Those of you who had a student transfer or move during your high school years know the sweet joy of the locker next to yours being empty. All that space! Having all that room, and if the person on the other side wasn’t using it, you could even stash stuff in it if yours became too crowded. A splendid perk that was.
Apparently it’s the kind of thing Carmelo Anthony takes very seriously.
The New York Post continues their fascination with Melo this morning with an in-depth look at Melo’s locker-room habits, which are, to say the least, a bit excessive. From ye old Post:
In a league of bennies beyond belief, Carmelo Anthony has to be the first in history whose domain distends three full stalls, one on each side (where he stores assorted belongings) of his lounging locale.
“Four, actually,” Harrington corrected, pointing at Gary Forbes, two stalls removed. “That’s his rookie. He controls him and his space, too.”
First off, Al Harrington, stop snitchin’. Second, geez, Melo. What are you storing in those things? Are you bringing steamer trunks with you to games? Do you have an elaborate voodoo setup like Cerrano in “Major League”? What could you possibly need that much space for?
Maybe it’s snacks. Or guides to New York (which the Post was no doubt looking for). Or maybe the dude just likes his space. I’ve smelled NBA players’ colognes. I’d want some real estate between me and them as well.
Yes, guys get away with traveling in the NBA. James Harden on the step back (sometimes, not always), or guys sliding left/right to avoid a closeout at the arc and not bothering to dribble while they do it.
Lance Stephenson got called for traveling Sunday in the Pacers’ loss to the Cavaliers. In a game where Stephenson got under the skin of LeBron James and drew a technical (and tied him up for a jump ball at one point), this was the best Lance highlight of the game. Because if you’re going to travel, you should go all in.
Never change Lance. Never change.
Matthew Dellavedova is a hustler. Everybody knows that. Well, unless you want to argue he’s more about grit. It’s really your call.
But against the Boston Celtics on Sunday, Dellavedova came through with whatever you want to call it — hustle, grit, moxie, gumption.
As the first quarter wound down and the Celtics tried to inbound the ball, Dellavedova spied his opponents rolling the basketball in order to save time on the clock.
That allowed the Australian native to fly in and do this:
That’s a steal, a scoop, and a score all within 1.2 seconds.
Milwaukee won Game 4 and evened the series with the Celtics, 2-2.
Sunday night’s game between the Indiana Pacers and Cleveland Cavaliers was raucous.
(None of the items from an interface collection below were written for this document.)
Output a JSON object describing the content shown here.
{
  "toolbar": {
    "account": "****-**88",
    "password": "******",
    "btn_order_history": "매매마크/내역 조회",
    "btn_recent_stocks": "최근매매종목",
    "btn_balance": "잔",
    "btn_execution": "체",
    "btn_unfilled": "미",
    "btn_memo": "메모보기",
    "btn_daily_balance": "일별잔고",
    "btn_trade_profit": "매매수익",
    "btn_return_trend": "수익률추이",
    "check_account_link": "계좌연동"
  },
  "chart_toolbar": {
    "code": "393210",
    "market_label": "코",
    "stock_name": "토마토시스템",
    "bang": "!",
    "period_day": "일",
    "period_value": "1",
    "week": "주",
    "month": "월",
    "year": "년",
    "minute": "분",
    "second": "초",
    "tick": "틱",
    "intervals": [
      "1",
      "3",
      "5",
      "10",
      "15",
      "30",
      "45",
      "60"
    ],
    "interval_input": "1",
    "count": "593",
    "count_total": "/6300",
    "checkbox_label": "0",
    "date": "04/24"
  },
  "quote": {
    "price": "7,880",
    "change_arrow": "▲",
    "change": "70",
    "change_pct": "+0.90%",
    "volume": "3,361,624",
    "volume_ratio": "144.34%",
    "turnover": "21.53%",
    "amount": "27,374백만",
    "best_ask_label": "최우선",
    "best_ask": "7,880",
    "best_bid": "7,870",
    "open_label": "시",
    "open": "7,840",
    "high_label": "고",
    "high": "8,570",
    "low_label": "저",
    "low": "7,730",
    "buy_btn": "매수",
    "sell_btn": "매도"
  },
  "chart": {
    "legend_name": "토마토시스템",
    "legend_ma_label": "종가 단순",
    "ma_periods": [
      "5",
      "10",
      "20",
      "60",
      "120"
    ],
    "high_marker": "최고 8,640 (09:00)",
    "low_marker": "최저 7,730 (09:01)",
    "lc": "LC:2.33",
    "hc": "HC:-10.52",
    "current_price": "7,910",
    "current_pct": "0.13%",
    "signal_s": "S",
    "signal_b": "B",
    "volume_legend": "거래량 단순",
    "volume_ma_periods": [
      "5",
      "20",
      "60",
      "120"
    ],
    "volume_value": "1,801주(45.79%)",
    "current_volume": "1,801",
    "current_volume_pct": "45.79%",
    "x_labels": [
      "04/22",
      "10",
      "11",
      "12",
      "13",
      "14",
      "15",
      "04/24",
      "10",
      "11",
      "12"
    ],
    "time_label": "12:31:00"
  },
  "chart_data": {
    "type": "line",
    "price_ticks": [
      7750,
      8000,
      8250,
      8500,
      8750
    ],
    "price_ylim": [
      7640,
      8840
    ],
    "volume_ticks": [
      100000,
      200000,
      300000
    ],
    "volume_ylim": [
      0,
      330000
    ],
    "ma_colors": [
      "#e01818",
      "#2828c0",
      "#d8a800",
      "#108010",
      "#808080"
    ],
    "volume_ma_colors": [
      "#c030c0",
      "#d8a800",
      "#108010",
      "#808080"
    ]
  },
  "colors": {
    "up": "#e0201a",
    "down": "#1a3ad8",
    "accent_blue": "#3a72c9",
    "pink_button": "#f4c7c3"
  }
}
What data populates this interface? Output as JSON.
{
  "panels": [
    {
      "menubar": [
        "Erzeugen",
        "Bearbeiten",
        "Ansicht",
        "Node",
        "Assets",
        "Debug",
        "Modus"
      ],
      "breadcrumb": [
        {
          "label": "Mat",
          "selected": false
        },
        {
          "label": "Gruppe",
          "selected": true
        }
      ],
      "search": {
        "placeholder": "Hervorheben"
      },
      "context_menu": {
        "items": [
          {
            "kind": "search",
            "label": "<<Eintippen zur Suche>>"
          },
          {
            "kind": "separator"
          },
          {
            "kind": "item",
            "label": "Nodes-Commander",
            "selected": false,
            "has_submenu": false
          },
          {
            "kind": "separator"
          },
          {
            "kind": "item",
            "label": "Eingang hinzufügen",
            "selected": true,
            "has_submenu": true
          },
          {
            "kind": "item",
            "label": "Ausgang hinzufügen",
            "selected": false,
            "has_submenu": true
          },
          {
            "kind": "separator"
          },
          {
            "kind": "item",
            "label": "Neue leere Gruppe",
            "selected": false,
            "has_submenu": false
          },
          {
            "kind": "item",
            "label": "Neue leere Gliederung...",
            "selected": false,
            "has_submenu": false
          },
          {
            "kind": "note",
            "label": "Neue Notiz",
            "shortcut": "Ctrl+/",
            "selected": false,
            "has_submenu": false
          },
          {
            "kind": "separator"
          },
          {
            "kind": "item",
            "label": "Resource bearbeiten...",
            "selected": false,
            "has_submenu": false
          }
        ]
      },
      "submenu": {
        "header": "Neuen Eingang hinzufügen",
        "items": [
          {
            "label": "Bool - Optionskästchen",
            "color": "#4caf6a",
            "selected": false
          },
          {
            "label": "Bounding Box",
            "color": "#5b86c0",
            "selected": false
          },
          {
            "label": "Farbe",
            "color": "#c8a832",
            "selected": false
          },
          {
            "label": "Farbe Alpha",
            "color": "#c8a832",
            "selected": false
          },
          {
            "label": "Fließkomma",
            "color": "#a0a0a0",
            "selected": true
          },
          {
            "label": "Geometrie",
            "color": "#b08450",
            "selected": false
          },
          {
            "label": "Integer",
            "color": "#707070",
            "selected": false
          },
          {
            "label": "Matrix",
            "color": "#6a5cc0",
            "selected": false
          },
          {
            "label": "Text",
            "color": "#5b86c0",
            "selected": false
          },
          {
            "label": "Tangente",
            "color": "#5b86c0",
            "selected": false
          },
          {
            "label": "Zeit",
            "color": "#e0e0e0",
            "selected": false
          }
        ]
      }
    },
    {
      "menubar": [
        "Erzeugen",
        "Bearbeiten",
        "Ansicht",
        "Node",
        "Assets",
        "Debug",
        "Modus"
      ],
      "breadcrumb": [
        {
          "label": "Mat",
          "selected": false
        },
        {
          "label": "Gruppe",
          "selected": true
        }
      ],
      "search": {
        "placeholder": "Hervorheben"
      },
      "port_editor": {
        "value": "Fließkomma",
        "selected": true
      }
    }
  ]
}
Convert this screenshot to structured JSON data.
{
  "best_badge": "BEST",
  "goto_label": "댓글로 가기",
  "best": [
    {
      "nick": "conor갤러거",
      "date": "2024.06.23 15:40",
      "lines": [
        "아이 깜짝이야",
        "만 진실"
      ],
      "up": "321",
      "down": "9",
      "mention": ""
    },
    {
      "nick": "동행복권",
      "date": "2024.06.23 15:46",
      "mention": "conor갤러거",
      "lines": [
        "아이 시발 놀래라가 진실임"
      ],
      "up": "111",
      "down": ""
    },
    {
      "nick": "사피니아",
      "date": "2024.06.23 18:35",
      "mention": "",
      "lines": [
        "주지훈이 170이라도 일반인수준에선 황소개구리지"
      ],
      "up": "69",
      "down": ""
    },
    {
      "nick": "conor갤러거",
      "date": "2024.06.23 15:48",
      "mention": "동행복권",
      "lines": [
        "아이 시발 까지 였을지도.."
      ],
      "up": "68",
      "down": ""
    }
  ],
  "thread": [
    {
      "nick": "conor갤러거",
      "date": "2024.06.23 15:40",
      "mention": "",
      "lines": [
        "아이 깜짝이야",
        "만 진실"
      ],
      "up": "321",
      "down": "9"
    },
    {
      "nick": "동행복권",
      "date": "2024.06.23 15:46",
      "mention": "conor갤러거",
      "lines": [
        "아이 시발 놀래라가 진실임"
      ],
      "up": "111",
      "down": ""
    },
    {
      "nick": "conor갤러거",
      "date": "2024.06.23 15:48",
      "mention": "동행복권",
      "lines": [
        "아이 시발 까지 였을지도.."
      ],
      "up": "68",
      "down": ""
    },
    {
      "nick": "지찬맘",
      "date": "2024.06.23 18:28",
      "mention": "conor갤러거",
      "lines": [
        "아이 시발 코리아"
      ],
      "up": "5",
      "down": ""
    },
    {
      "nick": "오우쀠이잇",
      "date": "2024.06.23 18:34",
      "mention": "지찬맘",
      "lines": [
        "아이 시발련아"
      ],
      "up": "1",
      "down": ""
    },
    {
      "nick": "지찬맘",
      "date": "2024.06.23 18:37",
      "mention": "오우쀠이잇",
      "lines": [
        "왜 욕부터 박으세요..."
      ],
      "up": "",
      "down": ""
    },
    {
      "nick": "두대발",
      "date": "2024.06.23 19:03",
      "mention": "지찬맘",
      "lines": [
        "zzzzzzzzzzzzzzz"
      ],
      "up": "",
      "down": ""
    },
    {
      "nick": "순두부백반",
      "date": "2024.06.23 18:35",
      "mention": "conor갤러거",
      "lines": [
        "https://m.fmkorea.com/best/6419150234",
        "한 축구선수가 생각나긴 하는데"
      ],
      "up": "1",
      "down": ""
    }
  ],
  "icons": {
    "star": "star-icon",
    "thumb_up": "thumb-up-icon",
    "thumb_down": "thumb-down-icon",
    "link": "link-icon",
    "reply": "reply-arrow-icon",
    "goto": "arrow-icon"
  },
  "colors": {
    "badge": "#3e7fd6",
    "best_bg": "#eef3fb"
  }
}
Bankers Life Fieldhouse was rocking, and despite Indiana’s best effort to put back seemingly every offensive board it encountered, LeBron James‘ 32 points was just too much to overcome.
Facing the possibility of going down 3-1 in the first round, the Cavaliers pulled out the win, 104-100, and sent the series back to Ohio for Game 5.
The game came down to the final period following a surge by the Pacers to end the third quarter. The teams were tied several times midway through the fourth, but a tip shot by Thaddeus Young wth 6:13 left gave the Pacers the lead as fans in Indiana went wild.
Cleveland then came roaring back. At the three-minute mark, James drove to the basket and scored. Thirty seconds later, Kyle Korver hit a big-time 3-pointer to put the Cavaliers up by four points, a mark the Pacers couldn’t recover from.
LeBron scored again with 1:52 left, and despite some weird late-game antics — featuring none other than Lance Stephenson — the Cavaliers were able to remain resolute down the stretch.
James finished with 32 points, 13 rebounds, and seven assists. Kyle Korver added 18 points on 4-of-9 shooting from deep, and Kevin Love had five points with 11 boards.
Victor Oladipo struggled for Indiana, scoring 17 points but shooting just 25 percent from the floor. Seven Pacers finished in double-digits, with Young notching an impressive double-double of 12 points and 16 rebounds.
Game 5 will be played in Cleveland on Wednesday, April 25.
The Toronto Raptors were far and away the best team in the Eastern Conference this season. The Washington Wizards were … well, very Wizard-y.
So considering their regular seasons, the fact that Washington was able to tie the first round series between the two teams at 2 games apiece on Sunday is pretty astonishing.
Bradley Beal had 31 points and five rebounds for the Wizards while teammate John Wall added 27 points to go along with a whopping 14 assists. Washington shot an impressive 41 percent from 3-point range as four of five starters finished in double-digit scoring.
Despite Beal’s performance, it was Wall who saved the day for the Wizards. Beal was disqualified after fouling out with around five minutes to play in the fourth quarter. Beal didn’t agree with the call, and could be seen throwing a towel near the Washington bench.
For his part, Wall either scored or assisted on 10 of the Wizards’ final 14 points of the game. That helped stave off the likes of DeMar DeRozan, who led all scorers with 35 points.
The series heads back to Toronto for Game 5, which will be played on Wednesday, April 25.